The letter is signed “In Solidarity” by: Get Equal, Human Rights Campaign, National Black Justice Coalition, National Gay and Lesbian Task Force, Pride at Work, AFL-CIO and with endorsements from: Astraea Lesbian Foundation for Justice, Believe Out Loud, Bethel Christian Church, BiNet USA, Bisexual Resource Center, Center for Black Equity, CenterLink: The Community of LGBT Centers, The Consortium of Higher Education LGBT Resource Professionals, Equality Federation, Family Equality Council, The Fellowship of Affirming Ministries, FORGE, Inc., Freedom to Marry, Freedom to Work, Gay-Straight Alliance Network, GLAAD, GLAD, GLMA: Health Professionals Advancing LGBT Equality, GLSEN (Gay, Lesbian & Straight Education Network), Harvey Milk Foundation, Immigration Equality, Lambda Legal, Leadership Team of NASPA GLBT Knowledge Community, Marriage Equality USA, National Center for Lesbian Rights, National Center for Transgender Equality, National Gay and Lesbian Chamber of Commerce, NQAPIA, Out & Equal Workplace Advocates, PFLAG National, Services and Advocacy for GLBT Elders (SAGE), The Trevor Project, Trans Advocacy Network, Trans People of Color Coalition, Transgender Law Center, Unid@s and The National Latin@ LGBT Human rights Organization.

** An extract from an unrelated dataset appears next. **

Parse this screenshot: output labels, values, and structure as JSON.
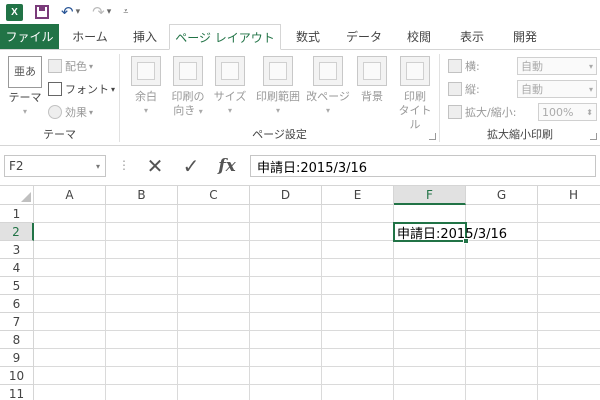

PHOTO — The crowd at the March on Washington in 1963. Photo: Wiki Commons